Again, the idea of God’s pleasure in us, the thing that he wills to do for the sheer joy of it, that we find in our Gospel today. “Do not be afraid, little flock, for it is your Father’s good pleasure to give you the kingdom” (Lk. 12:32). What a promise, given to us! Not just a promise for the future, but a reality that has already been given. Given by the Father’s pleasure to us.

Our Gospel makes it plain that God’s favor is sourced in his will, in his pleasure, and nowhere else, and that his favor is given gratuitously. God’s pleasure in the human race ultimately says more about him and less about us. God’s love doesn’t depend on us, on any moral quality or characteristic that we possess. If we’re looking for validation of what we’re doing or who we are, then we will look in vain. God loves us, sur enough; it’s his good pleasure to give us the kingdom. It’s finally about him, and not about us.
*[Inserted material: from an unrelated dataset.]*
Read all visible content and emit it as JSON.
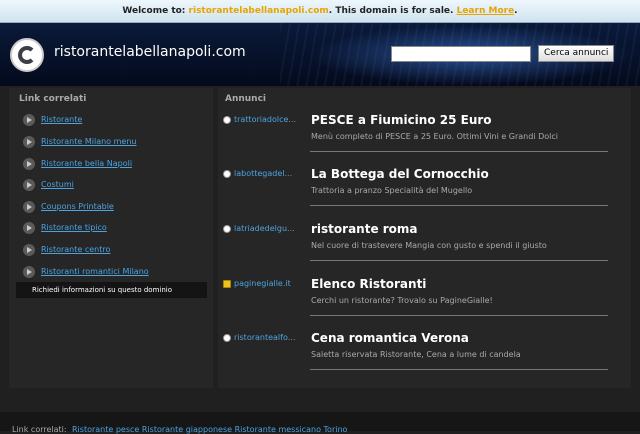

That is good news for us, as we gather here today: the good news that had God is the source of our strength and that we rely on his grace. He did not choose the wise and intelligent but chose us to be his little flock. Our confirmands are showing us the way, as they reaffirm their faith in God and receive the laying on of hands with prayer. This outward and visible sign not only reminds us that we are dependent on God, but it actually gives us the grace we need for the living of the life. God made us fast, and when we run the race of the Christian life we feel his pleasure.

  • The Rt. Rev’d John Bauerschmidt, Bishop of Tennessee